START EXERCISE DATA

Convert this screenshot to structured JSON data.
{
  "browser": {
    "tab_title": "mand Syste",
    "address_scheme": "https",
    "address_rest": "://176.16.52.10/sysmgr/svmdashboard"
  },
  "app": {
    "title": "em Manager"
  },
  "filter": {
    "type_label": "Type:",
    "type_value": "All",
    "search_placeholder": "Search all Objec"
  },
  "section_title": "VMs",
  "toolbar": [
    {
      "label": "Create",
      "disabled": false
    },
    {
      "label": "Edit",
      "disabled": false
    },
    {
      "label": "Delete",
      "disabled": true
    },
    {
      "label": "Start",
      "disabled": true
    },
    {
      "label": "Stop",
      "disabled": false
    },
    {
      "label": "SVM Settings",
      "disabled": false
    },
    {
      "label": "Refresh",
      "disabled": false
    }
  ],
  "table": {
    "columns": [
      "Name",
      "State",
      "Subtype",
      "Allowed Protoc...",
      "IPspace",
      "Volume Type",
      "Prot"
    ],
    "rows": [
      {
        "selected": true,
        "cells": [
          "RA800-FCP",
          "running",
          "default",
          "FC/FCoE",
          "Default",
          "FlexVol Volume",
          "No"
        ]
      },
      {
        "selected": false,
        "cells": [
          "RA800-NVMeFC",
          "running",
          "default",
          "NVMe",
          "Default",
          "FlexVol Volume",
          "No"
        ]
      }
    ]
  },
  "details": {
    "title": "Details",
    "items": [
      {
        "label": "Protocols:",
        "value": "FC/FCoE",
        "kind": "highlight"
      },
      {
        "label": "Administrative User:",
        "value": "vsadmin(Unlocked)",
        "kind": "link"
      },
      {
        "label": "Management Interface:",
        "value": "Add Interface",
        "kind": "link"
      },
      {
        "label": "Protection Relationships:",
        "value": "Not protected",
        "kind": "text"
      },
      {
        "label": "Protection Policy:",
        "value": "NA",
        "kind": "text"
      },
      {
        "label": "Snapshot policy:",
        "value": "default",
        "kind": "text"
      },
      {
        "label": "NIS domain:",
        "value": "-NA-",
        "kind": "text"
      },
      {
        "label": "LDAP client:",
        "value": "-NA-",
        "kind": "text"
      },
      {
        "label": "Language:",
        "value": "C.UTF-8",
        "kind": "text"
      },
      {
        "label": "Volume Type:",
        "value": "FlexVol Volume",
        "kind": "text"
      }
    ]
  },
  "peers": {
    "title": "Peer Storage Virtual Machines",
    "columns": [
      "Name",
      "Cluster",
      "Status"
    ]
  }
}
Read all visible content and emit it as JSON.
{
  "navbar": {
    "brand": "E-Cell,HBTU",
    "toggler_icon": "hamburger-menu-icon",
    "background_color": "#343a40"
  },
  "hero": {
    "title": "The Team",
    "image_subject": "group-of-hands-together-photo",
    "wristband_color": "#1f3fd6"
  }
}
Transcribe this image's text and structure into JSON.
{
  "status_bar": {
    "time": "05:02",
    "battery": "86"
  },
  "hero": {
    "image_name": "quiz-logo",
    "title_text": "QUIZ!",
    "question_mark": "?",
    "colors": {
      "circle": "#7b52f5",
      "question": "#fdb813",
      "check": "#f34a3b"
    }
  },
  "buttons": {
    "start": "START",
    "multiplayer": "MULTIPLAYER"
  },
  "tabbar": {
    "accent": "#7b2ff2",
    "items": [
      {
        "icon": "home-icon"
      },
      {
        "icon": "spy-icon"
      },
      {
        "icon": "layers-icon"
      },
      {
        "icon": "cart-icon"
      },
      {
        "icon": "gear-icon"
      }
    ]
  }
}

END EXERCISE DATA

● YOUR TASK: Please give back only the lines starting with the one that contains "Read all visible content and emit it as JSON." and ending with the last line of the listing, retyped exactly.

● COMPLETED EXERCISE:
Read all visible content and emit it as JSON.
{
  "navbar": {
    "brand": "E-Cell,HBTU",
    "toggler_icon": "hamburger-menu-icon",
    "background_color": "#343a40"
  },
  "hero": {
    "title": "The Team",
    "image_subject": "group-of-hands-together-photo",
    "wristband_color": "#1f3fd6"
  }
}
Transcribe this image's text and structure into JSON.
{
  "status_bar": {
    "time": "05:02",
    "battery": "86"
  },
  "hero": {
    "image_name": "quiz-logo",
    "title_text": "QUIZ!",
    "question_mark": "?",
    "colors": {
      "circle": "#7b52f5",
      "question": "#fdb813",
      "check": "#f34a3b"
    }
  },
  "buttons": {
    "start": "START",
    "multiplayer": "MULTIPLAYER"
  },
  "tabbar": {
    "accent": "#7b2ff2",
    "items": [
      {
        "icon": "home-icon"
      },
      {
        "icon": "spy-icon"
      },
      {
        "icon": "layers-icon"
      },
      {
        "icon": "cart-icon"
      },
      {
        "icon": "gear-icon"
      }
    ]
  }
}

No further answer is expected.